    On the one side there is book culture, centered on the printed book as a material object; on the other digital culture, centered on what is displayed on a screen, by now more often than not that of a mobile phone. In the cultural imaginary, the two practices are separated by far more than just media technology. The girl in Delevingne's picture, in choosing to read a book rather than participate in the social media arena, opts (as the black-and-white blocking of the caption neatly reflects) for a commendable type of media use: She sharpens her intellect and exercises her imagination, she digs deep rather than staying on the surface, and she engages – in a seemingly disinterested manner – with valuable content rather than obsessing over how to present herself in the best light. Her absorption is a badge of honor, much different from the 'bad' absorption of digital media users, a recurring trope that is artistically represented, for example, in the much-acclaimed surrealist photo series "SURFAKE" by the French photographer Antoine Geiger, which represents mobile phone users whose faces are sucked into their devices.

     

    Hinweise zum Inhalt: kostenfrei
    Quelle: CompaRe
    Sprache: Englisch
    Medientyp: Wissenschaftlicher Artikel
    Format: Online

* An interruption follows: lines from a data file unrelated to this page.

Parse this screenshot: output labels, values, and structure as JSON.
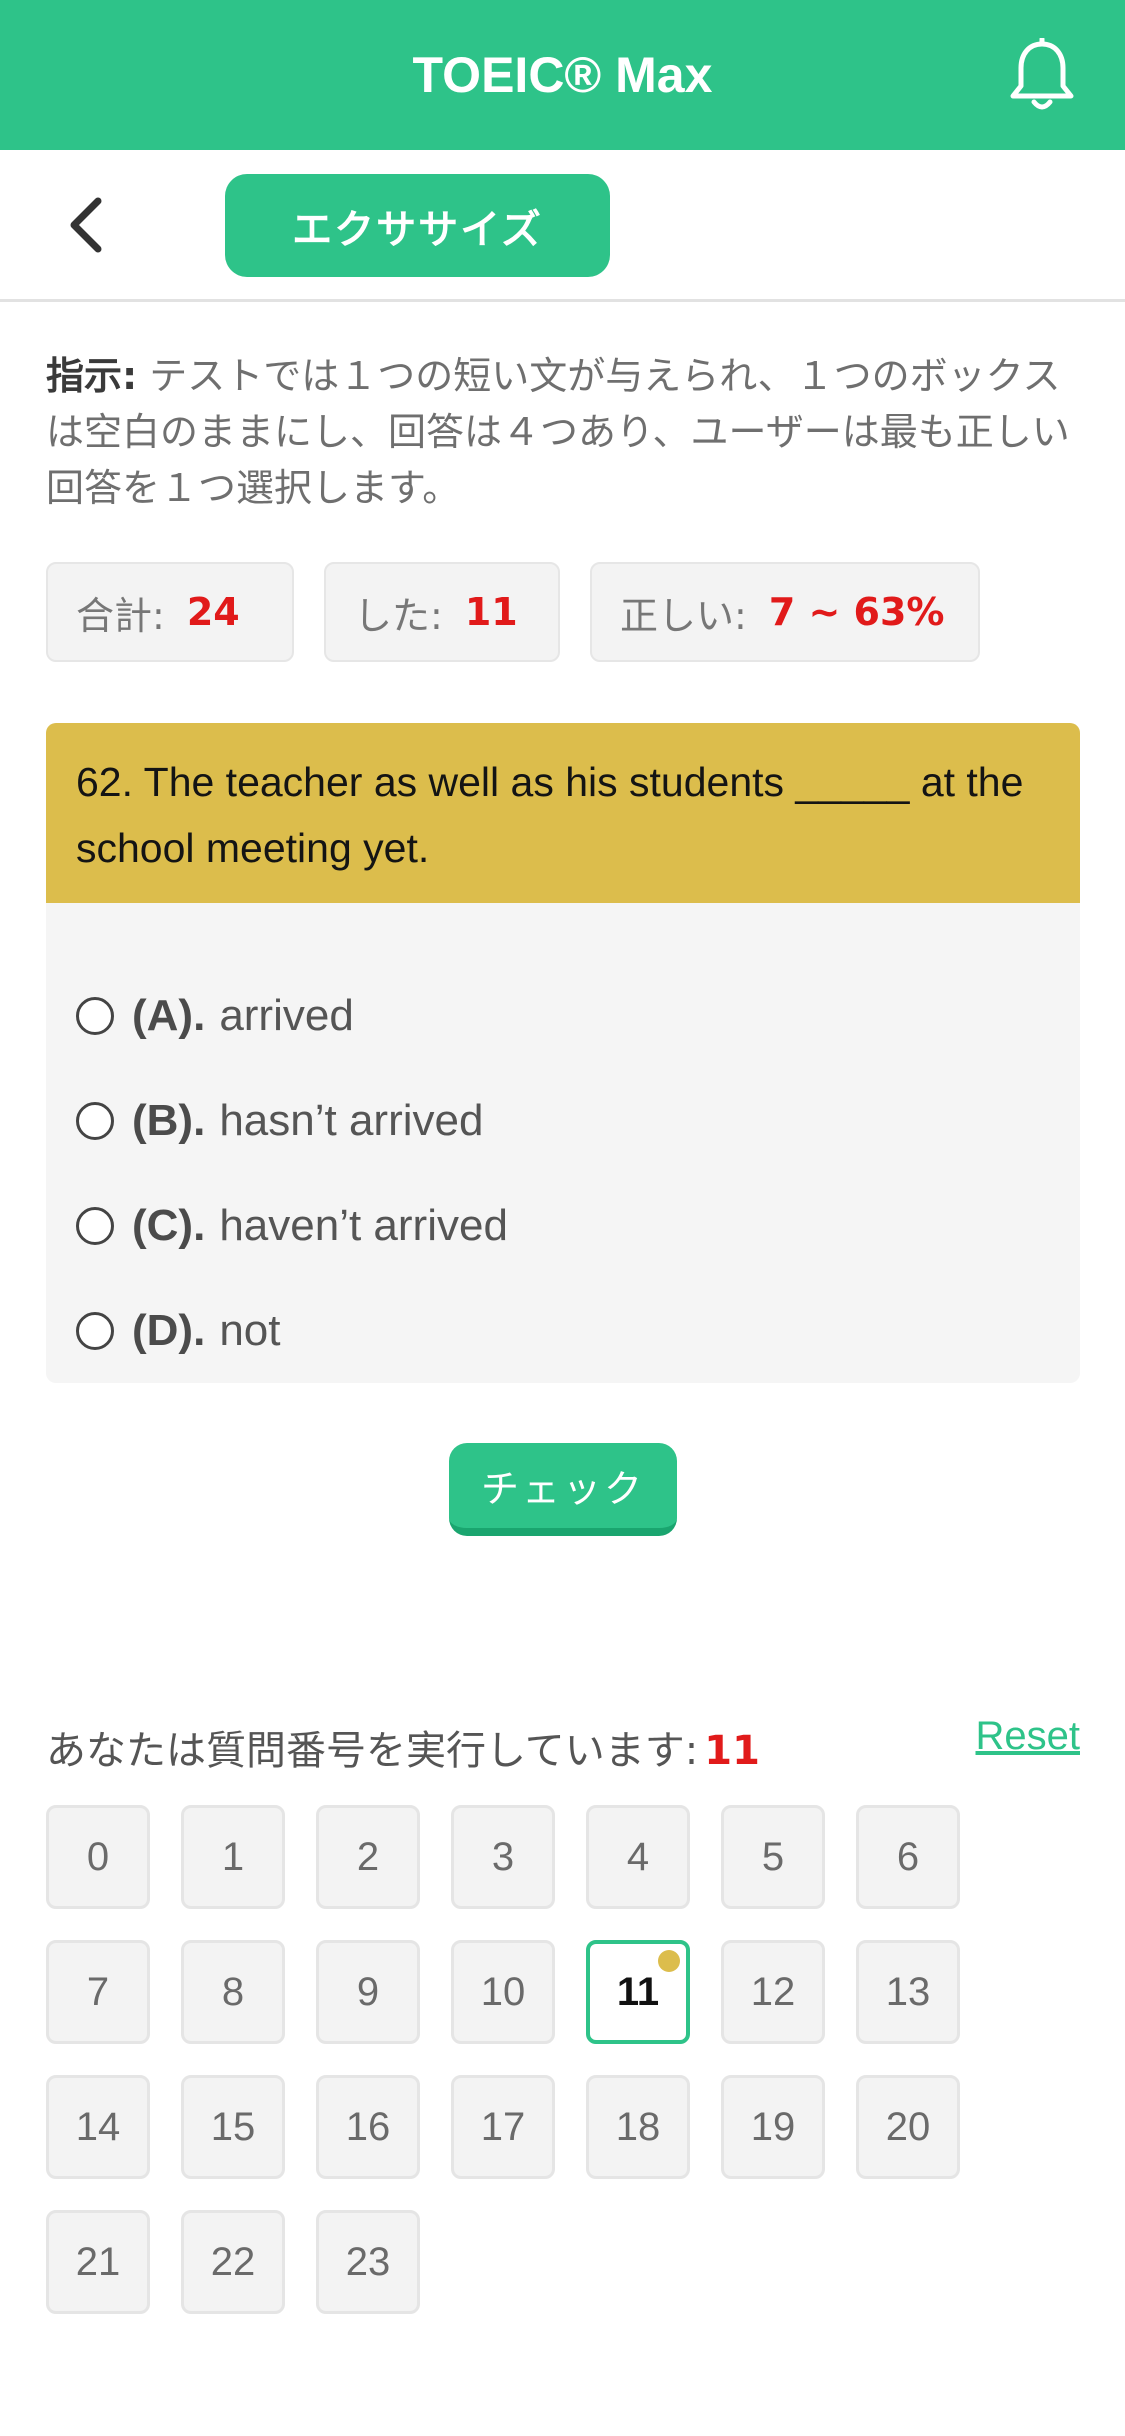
{
  "header": {
    "title": "TOEIC® Max",
    "icon": "bell-icon"
  },
  "subbar": {
    "back_icon": "chevron-left-icon",
    "tab_label": "エクササイズ"
  },
  "instruction": {
    "lead": "指示:",
    "text": " テストでは１つの短い文が与えられ、１つのボックスは空白のままにし、回答は４つあり、ユーザーは最も正しい回答を１つ選択します。"
  },
  "stats": {
    "total_label": "合計:",
    "total_value": "24",
    "done_label": "した:",
    "done_value": "11",
    "correct_label": "正しい:",
    "correct_value": "7 ~ 63%"
  },
  "question": {
    "text": "62. The teacher as well as his students _____ at the school meeting yet.",
    "options": [
      {
        "label": "(A).",
        "text": "arrived"
      },
      {
        "label": "(B).",
        "text": "hasn’t arrived"
      },
      {
        "label": "(C).",
        "text": "haven’t arrived"
      },
      {
        "label": "(D).",
        "text": "not"
      }
    ]
  },
  "check_button": "チェック",
  "progress": {
    "running_label": "あなたは質問番号を実行しています:",
    "current": "11",
    "reset_label": "Reset",
    "numbers": [
      "0",
      "1",
      "2",
      "3",
      "4",
      "5",
      "6",
      "7",
      "8",
      "9",
      "10",
      "11",
      "12",
      "13",
      "14",
      "15",
      "16",
      "17",
      "18",
      "19",
      "20",
      "21",
      "22",
      "23"
    ]
  },
  "colors": {
    "brand": "#2ec389",
    "question_bg": "#dcbd4c",
    "accent_red": "#e11a1a"
  }
}
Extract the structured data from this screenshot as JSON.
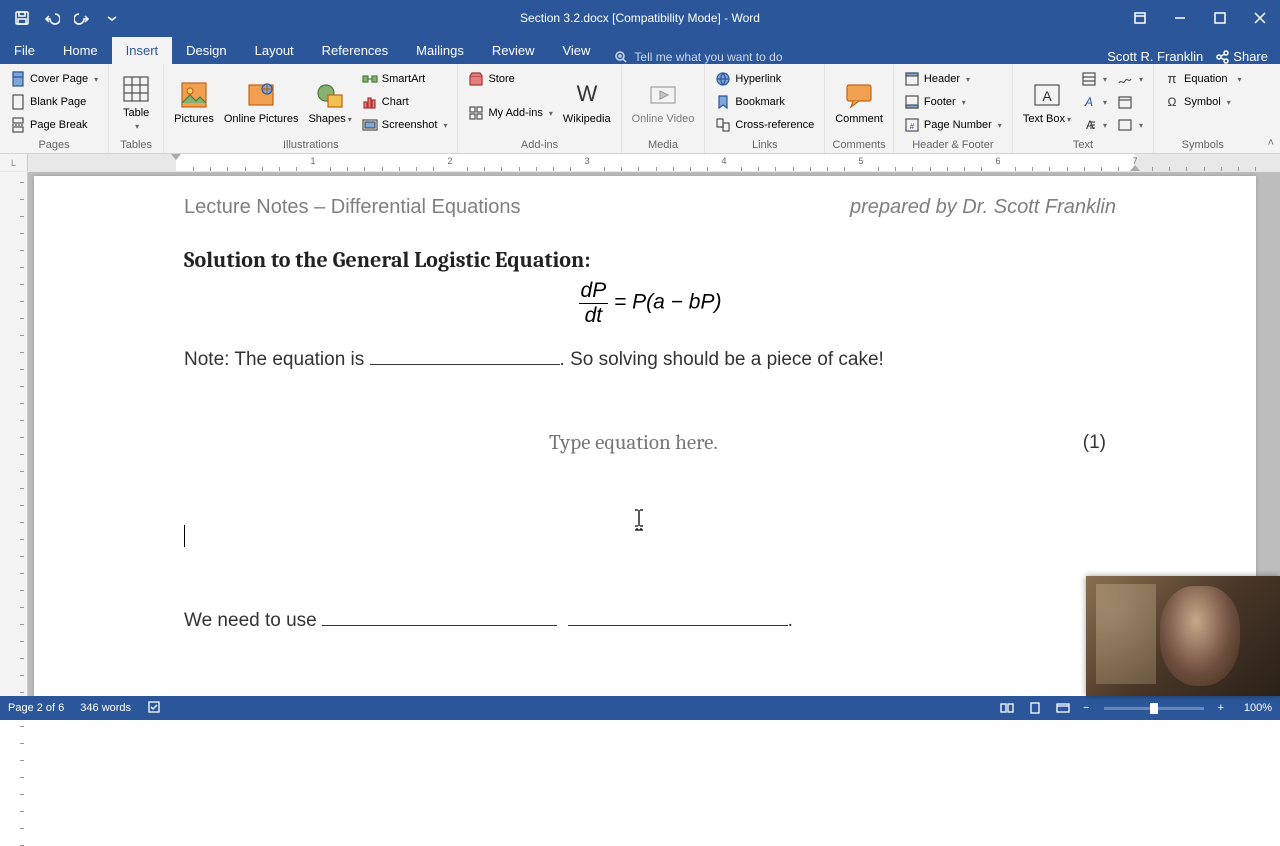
{
  "titlebar": {
    "title": "Section 3.2.docx [Compatibility Mode] - Word"
  },
  "tabs": {
    "file": "File",
    "home": "Home",
    "insert": "Insert",
    "design": "Design",
    "layout": "Layout",
    "references": "References",
    "mailings": "Mailings",
    "review": "Review",
    "view": "View",
    "tellme": "Tell me what you want to do",
    "user": "Scott R. Franklin",
    "share": "Share"
  },
  "ribbon": {
    "pages": {
      "label": "Pages",
      "cover": "Cover Page",
      "blank": "Blank Page",
      "pagebreak": "Page Break"
    },
    "tables": {
      "label": "Tables",
      "table": "Table"
    },
    "illustrations": {
      "label": "Illustrations",
      "pictures": "Pictures",
      "online": "Online Pictures",
      "shapes": "Shapes",
      "smartart": "SmartArt",
      "chart": "Chart",
      "screenshot": "Screenshot"
    },
    "addins": {
      "label": "Add-ins",
      "store": "Store",
      "myaddins": "My Add-ins",
      "wikipedia": "Wikipedia"
    },
    "media": {
      "label": "Media",
      "onlinevideo": "Online Video"
    },
    "links": {
      "label": "Links",
      "hyperlink": "Hyperlink",
      "bookmark": "Bookmark",
      "crossref": "Cross-reference"
    },
    "comments": {
      "label": "Comments",
      "comment": "Comment"
    },
    "headerfooter": {
      "label": "Header & Footer",
      "header": "Header",
      "footer": "Footer",
      "pagenum": "Page Number"
    },
    "text": {
      "label": "Text",
      "textbox": "Text Box"
    },
    "symbols": {
      "label": "Symbols",
      "equation": "Equation",
      "symbol": "Symbol"
    }
  },
  "document": {
    "header_left": "Lecture Notes – Differential Equations",
    "header_right": "prepared by Dr. Scott Franklin",
    "h1": "Solution to the General Logistic Equation:",
    "eq_frac_num": "dP",
    "eq_frac_den": "dt",
    "eq_rhs": " = P(a − bP)",
    "note_pre": "Note: The equation is ",
    "note_post": ".  So solving should be a piece of cake!",
    "eq_placeholder": "Type equation here.",
    "eq_number": "(1)",
    "need_pre": "We need to use ",
    "need_post": "."
  },
  "statusbar": {
    "page": "Page 2 of 6",
    "words": "346 words",
    "zoom": "100%"
  },
  "ruler": {
    "marks": [
      "1",
      "2",
      "3",
      "4",
      "5",
      "6",
      "7"
    ]
  }
}
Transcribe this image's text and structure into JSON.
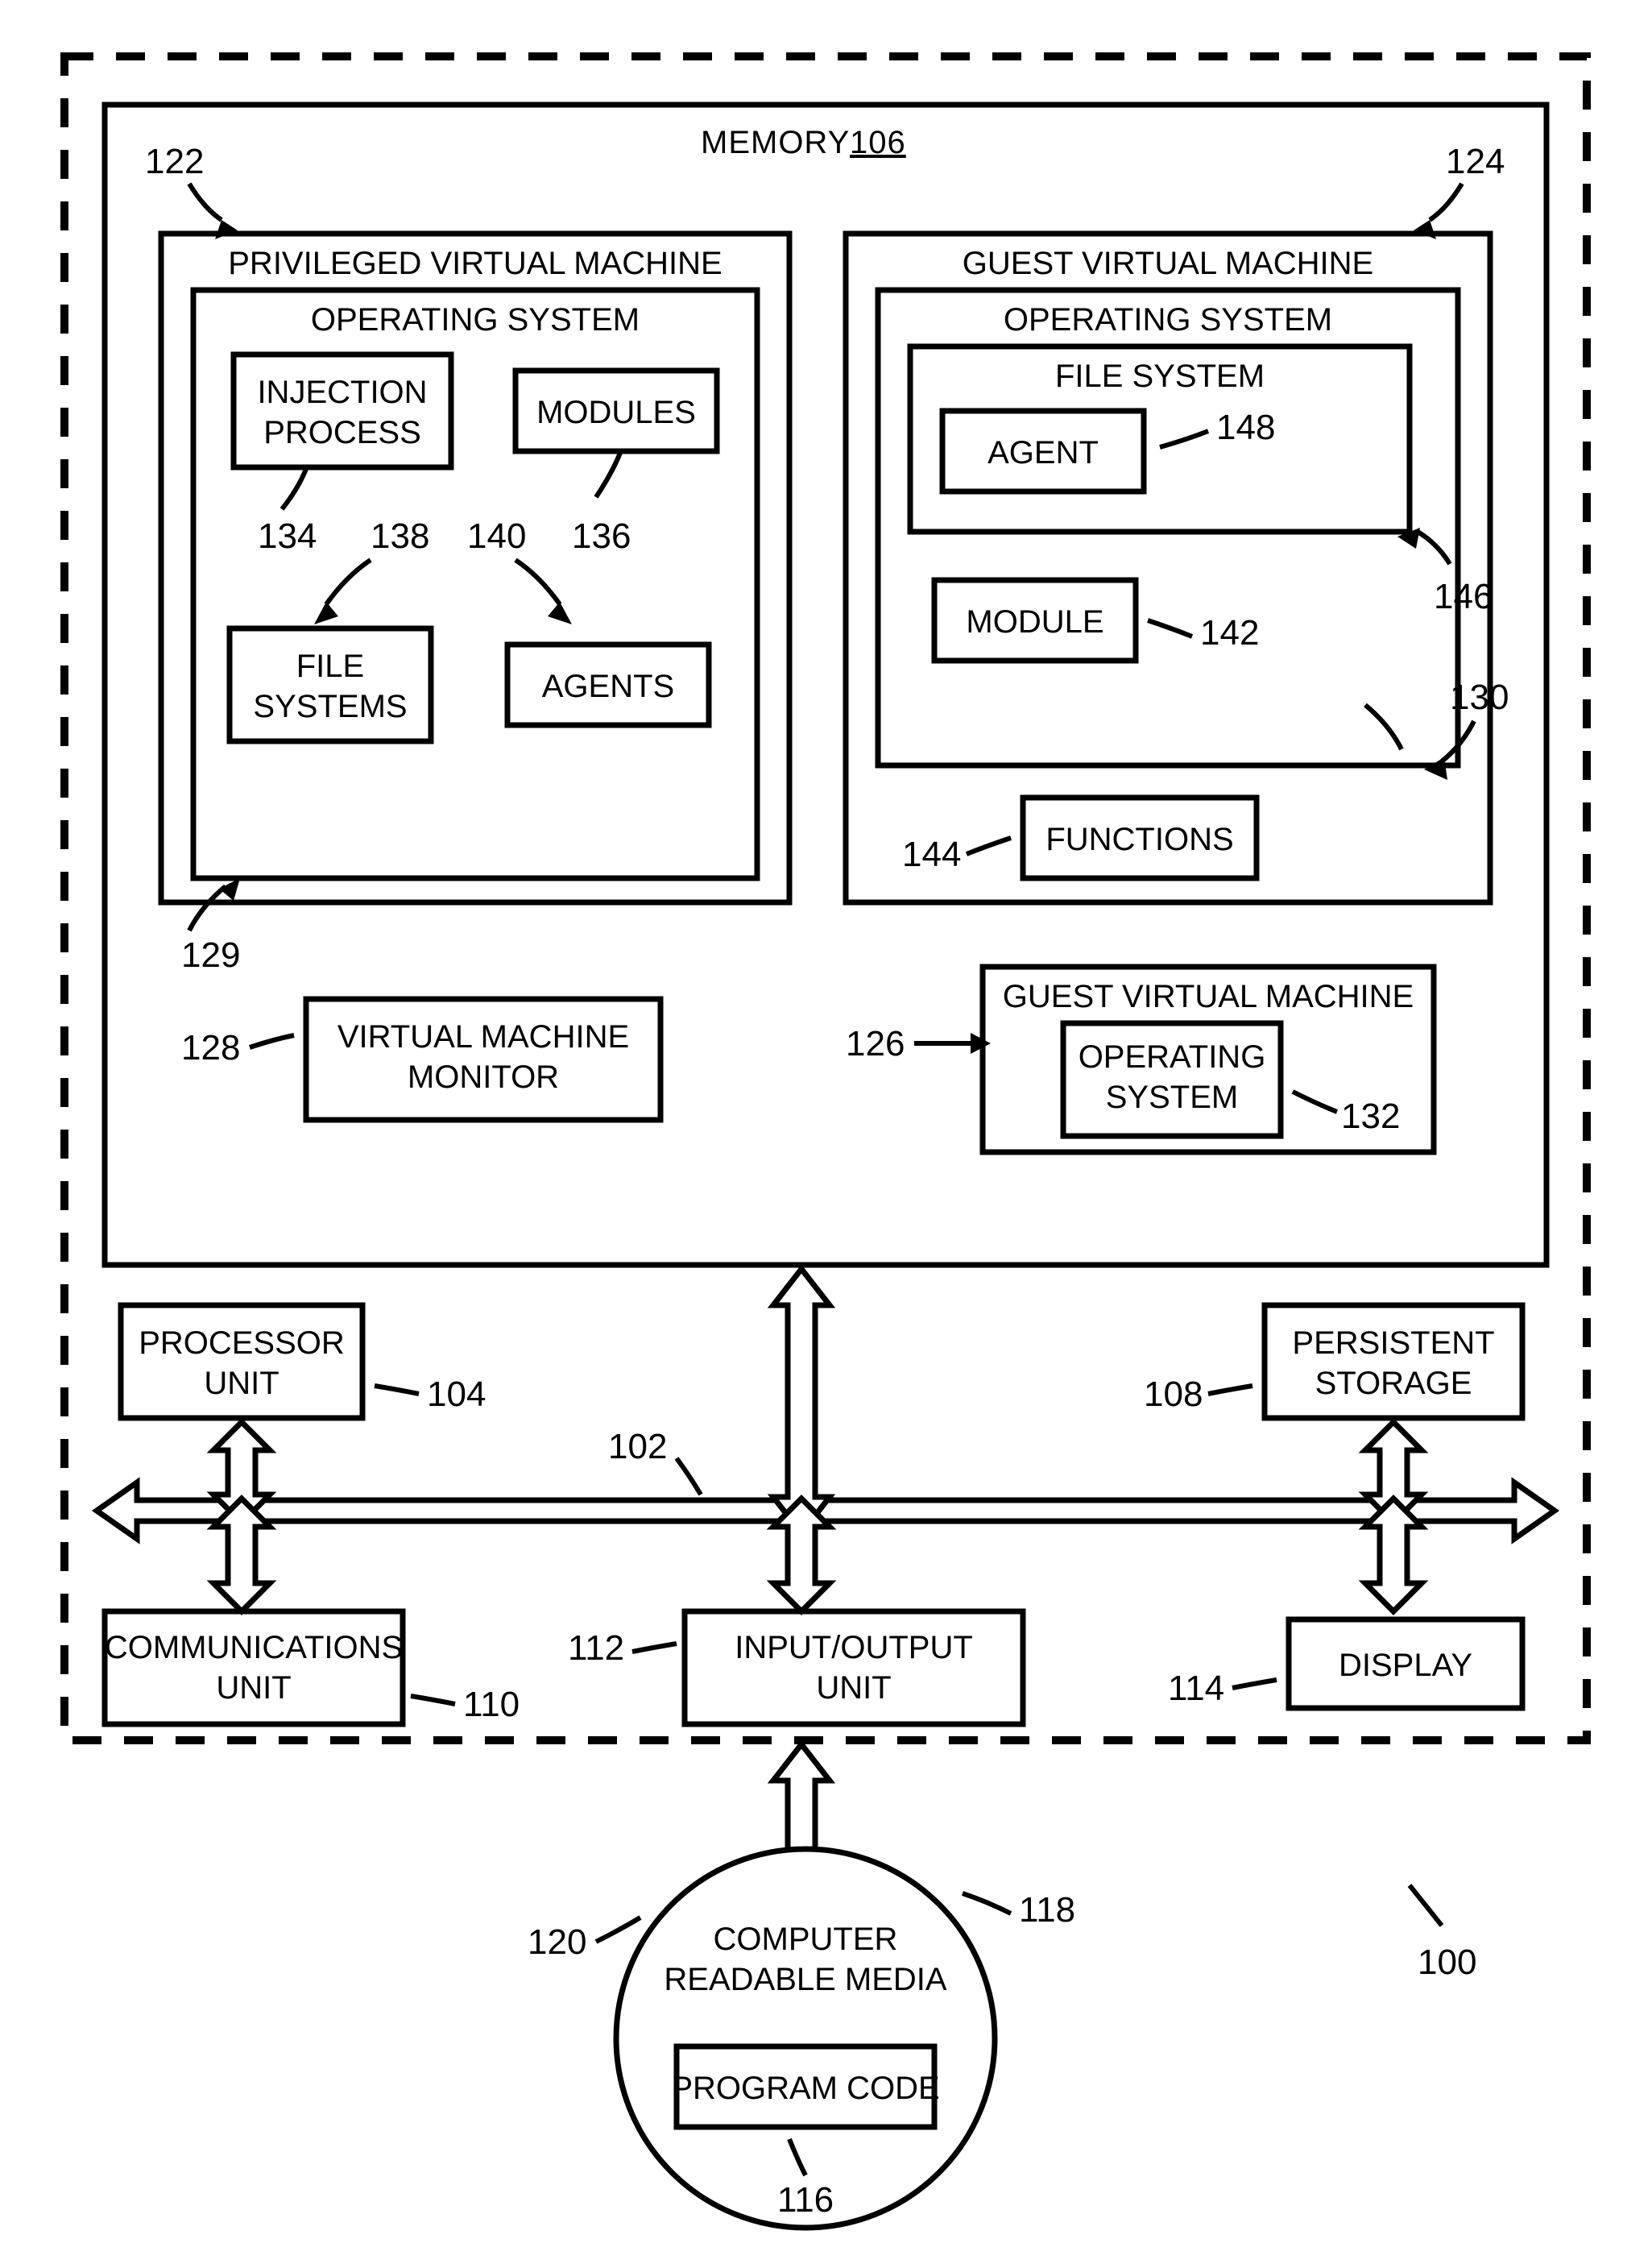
{
  "memory": {
    "title": "MEMORY",
    "ref": "106"
  },
  "priv_vm": {
    "title": "PRIVILEGED VIRTUAL MACHINE",
    "ref": "122",
    "os": {
      "title": "OPERATING SYSTEM",
      "ref": "129"
    },
    "injection": {
      "label1": "INJECTION",
      "label2": "PROCESS",
      "ref": "134"
    },
    "modules": {
      "label": "MODULES",
      "ref": "136"
    },
    "fs": {
      "label1": "FILE",
      "label2": "SYSTEMS",
      "ref": "138"
    },
    "agents": {
      "label": "AGENTS",
      "ref": "140"
    }
  },
  "guest_vm": {
    "title": "GUEST VIRTUAL MACHINE",
    "ref": "124",
    "os": {
      "title": "OPERATING SYSTEM",
      "ref": "130"
    },
    "fs": {
      "title": "FILE SYSTEM",
      "ref": "146"
    },
    "agent": {
      "label": "AGENT",
      "ref": "148"
    },
    "module": {
      "label": "MODULE",
      "ref": "142"
    },
    "functions": {
      "label": "FUNCTIONS",
      "ref": "144"
    }
  },
  "vmm": {
    "label1": "VIRTUAL MACHINE",
    "label2": "MONITOR",
    "ref": "128"
  },
  "guest_vm2": {
    "title": "GUEST VIRTUAL MACHINE",
    "ref": "126",
    "os": {
      "label1": "OPERATING",
      "label2": "SYSTEM",
      "ref": "132"
    }
  },
  "proc": {
    "label1": "PROCESSOR",
    "label2": "UNIT",
    "ref": "104"
  },
  "pstor": {
    "label1": "PERSISTENT",
    "label2": "STORAGE",
    "ref": "108"
  },
  "comm": {
    "label1": "COMMUNICATIONS",
    "label2": "UNIT",
    "ref": "110"
  },
  "io": {
    "label": "INPUT/OUTPUT UNIT",
    "ref": "112"
  },
  "disp": {
    "label": "DISPLAY",
    "ref": "114"
  },
  "bus": {
    "ref": "102"
  },
  "crm": {
    "label1": "COMPUTER",
    "label2": "READABLE MEDIA",
    "ref": "118",
    "ref2": "120"
  },
  "pcode": {
    "label": "PROGRAM CODE",
    "ref": "116"
  },
  "system": {
    "ref": "100"
  }
}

    DDC Klassifikation: Literatur und Rhetorik (800)
    Lizenz: Veröffentlichungsvertrag für Publikationen